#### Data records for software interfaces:
* * * * * * * * *

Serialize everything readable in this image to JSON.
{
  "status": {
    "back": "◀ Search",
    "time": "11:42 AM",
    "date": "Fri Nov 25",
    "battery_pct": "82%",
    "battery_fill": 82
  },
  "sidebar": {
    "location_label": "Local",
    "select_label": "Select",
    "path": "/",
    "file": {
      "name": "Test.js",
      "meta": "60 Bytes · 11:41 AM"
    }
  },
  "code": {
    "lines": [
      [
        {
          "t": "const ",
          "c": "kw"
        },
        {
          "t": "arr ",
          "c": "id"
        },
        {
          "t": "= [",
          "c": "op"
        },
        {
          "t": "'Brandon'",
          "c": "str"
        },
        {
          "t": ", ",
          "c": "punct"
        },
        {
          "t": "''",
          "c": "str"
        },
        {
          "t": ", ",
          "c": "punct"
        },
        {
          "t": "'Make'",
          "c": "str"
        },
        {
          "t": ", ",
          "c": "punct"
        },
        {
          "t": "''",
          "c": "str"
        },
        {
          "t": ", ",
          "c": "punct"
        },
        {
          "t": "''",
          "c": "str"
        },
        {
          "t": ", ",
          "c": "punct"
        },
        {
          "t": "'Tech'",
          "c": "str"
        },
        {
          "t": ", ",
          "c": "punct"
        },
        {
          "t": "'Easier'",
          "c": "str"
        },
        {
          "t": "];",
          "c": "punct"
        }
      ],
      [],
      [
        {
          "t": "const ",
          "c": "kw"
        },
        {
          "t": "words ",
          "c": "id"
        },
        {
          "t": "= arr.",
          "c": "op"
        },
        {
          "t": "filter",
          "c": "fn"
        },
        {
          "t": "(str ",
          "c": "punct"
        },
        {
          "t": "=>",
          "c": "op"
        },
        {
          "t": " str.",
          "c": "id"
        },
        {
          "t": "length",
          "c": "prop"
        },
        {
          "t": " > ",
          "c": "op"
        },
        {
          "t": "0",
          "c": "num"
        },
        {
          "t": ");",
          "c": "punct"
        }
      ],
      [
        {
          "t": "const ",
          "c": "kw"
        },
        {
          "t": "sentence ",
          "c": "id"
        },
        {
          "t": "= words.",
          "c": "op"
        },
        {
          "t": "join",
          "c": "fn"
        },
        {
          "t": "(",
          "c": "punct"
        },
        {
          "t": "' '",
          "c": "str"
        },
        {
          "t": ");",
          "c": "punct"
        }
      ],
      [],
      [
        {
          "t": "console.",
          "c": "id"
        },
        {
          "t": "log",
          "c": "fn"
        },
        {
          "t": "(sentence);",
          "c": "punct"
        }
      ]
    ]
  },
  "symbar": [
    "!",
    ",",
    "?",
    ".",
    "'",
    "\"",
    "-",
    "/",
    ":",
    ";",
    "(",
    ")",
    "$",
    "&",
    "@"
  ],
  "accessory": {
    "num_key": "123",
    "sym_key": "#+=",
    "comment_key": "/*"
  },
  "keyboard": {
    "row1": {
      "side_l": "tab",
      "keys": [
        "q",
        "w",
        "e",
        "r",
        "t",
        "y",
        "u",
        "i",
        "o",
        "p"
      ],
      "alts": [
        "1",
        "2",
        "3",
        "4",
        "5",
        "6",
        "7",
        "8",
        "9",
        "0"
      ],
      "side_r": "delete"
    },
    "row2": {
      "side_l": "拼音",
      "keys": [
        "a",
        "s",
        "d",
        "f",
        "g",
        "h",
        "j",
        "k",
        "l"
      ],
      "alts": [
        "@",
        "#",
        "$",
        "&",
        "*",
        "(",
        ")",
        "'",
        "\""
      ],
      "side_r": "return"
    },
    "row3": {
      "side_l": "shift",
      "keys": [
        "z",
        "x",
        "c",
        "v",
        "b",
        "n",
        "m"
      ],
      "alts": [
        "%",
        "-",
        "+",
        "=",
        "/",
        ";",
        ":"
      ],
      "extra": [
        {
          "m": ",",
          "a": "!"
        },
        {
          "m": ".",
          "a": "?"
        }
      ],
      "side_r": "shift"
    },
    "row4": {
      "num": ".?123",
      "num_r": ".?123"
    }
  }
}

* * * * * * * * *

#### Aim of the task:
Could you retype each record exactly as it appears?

#### Task output:
Serialize everything readable in this image to JSON.
{
  "status": {
    "back": "◀ Search",
    "time": "11:42 AM",
    "date": "Fri Nov 25",
    "battery_pct": "82%",
    "battery_fill": 82
  },
  "sidebar": {
    "location_label": "Local",
    "select_label": "Select",
    "path": "/",
    "file": {
      "name": "Test.js",
      "meta": "60 Bytes · 11:41 AM"
    }
  },
  "code": {
    "lines": [
      [
        {
          "t": "const ",
          "c": "kw"
        },
        {
          "t": "arr ",
          "c": "id"
        },
        {
          "t": "= [",
          "c": "op"
        },
        {
          "t": "'Brandon'",
          "c": "str"
        },
        {
          "t": ", ",
          "c": "punct"
        },
        {
          "t": "''",
          "c": "str"
        },
        {
          "t": ", ",
          "c": "punct"
        },
        {
          "t": "'Make'",
          "c": "str"
        },
        {
          "t": ", ",
          "c": "punct"
        },
        {
          "t": "''",
          "c": "str"
        },
        {
          "t": ", ",
          "c": "punct"
        },
        {
          "t": "''",
          "c": "str"
        },
        {
          "t": ", ",
          "c": "punct"
        },
        {
          "t": "'Tech'",
          "c": "str"
        },
        {
          "t": ", ",
          "c": "punct"
        },
        {
          "t": "'Easier'",
          "c": "str"
        },
        {
          "t": "];",
          "c": "punct"
        }
      ],
      [],
      [
        {
          "t": "const ",
          "c": "kw"
        },
        {
          "t": "words ",
          "c": "id"
        },
        {
          "t": "= arr.",
          "c": "op"
        },
        {
          "t": "filter",
          "c": "fn"
        },
        {
          "t": "(str ",
          "c": "punct"
        },
        {
          "t": "=>",
          "c": "op"
        },
        {
          "t": " str.",
          "c": "id"
        },
        {
          "t": "length",
          "c": "prop"
        },
        {
          "t": " > ",
          "c": "op"
        },
        {
          "t": "0",
          "c": "num"
        },
        {
          "t": ");",
          "c": "punct"
        }
      ],
      [
        {
          "t": "const ",
          "c": "kw"
        },
        {
          "t": "sentence ",
          "c": "id"
        },
        {
          "t": "= words.",
          "c": "op"
        },
        {
          "t": "join",
          "c": "fn"
        },
        {
          "t": "(",
          "c": "punct"
        },
        {
          "t": "' '",
          "c": "str"
        },
        {
          "t": ");",
          "c": "punct"
        }
      ],
      [],
      [
        {
          "t": "console.",
          "c": "id"
        },
        {
          "t": "log",
          "c": "fn"
        },
        {
          "t": "(sentence);",
          "c": "punct"
        }
      ]
    ]
  },
  "symbar": [
    "!",
    ",",
    "?",
    ".",
    "'",
    "\"",
    "-",
    "/",
    ":",
    ";",
    "(",
    ")",
    "$",
    "&",
    "@"
  ],
  "accessory": {
    "num_key": "123",
    "sym_key": "#+=",
    "comment_key": "/*"
  },
  "keyboard": {
    "row1": {
      "side_l": "tab",
      "keys": [
        "q",
        "w",
        "e",
        "r",
        "t",
        "y",
        "u",
        "i",
        "o",
        "p"
      ],
      "alts": [
        "1",
        "2",
        "3",
        "4",
        "5",
        "6",
        "7",
        "8",
        "9",
        "0"
      ],
      "side_r": "delete"
    },
    "row2": {
      "side_l": "拼音",
      "keys": [
        "a",
        "s",
        "d",
        "f",
        "g",
        "h",
        "j",
        "k",
        "l"
      ],
      "alts": [
        "@",
        "#",
        "$",
        "&",
        "*",
        "(",
        ")",
        "'",
        "\""
      ],
      "side_r": "return"
    },
    "row3": {
      "side_l": "shift",
      "keys": [
        "z",
        "x",
        "c",
        "v",
        "b",
        "n",
        "m"
      ],
      "alts": [
        "%",
        "-",
        "+",
        "=",
        "/",
        ";",
        ":"
      ],
      "extra": [
        {
          "m": ",",
          "a": "!"
        },
        {
          "m": ".",
          "a": "?"
        }
      ],
      "side_r": "shift"
    },
    "row4": {
      "num": ".?123",
      "num_r": ".?123"
    }
  }
}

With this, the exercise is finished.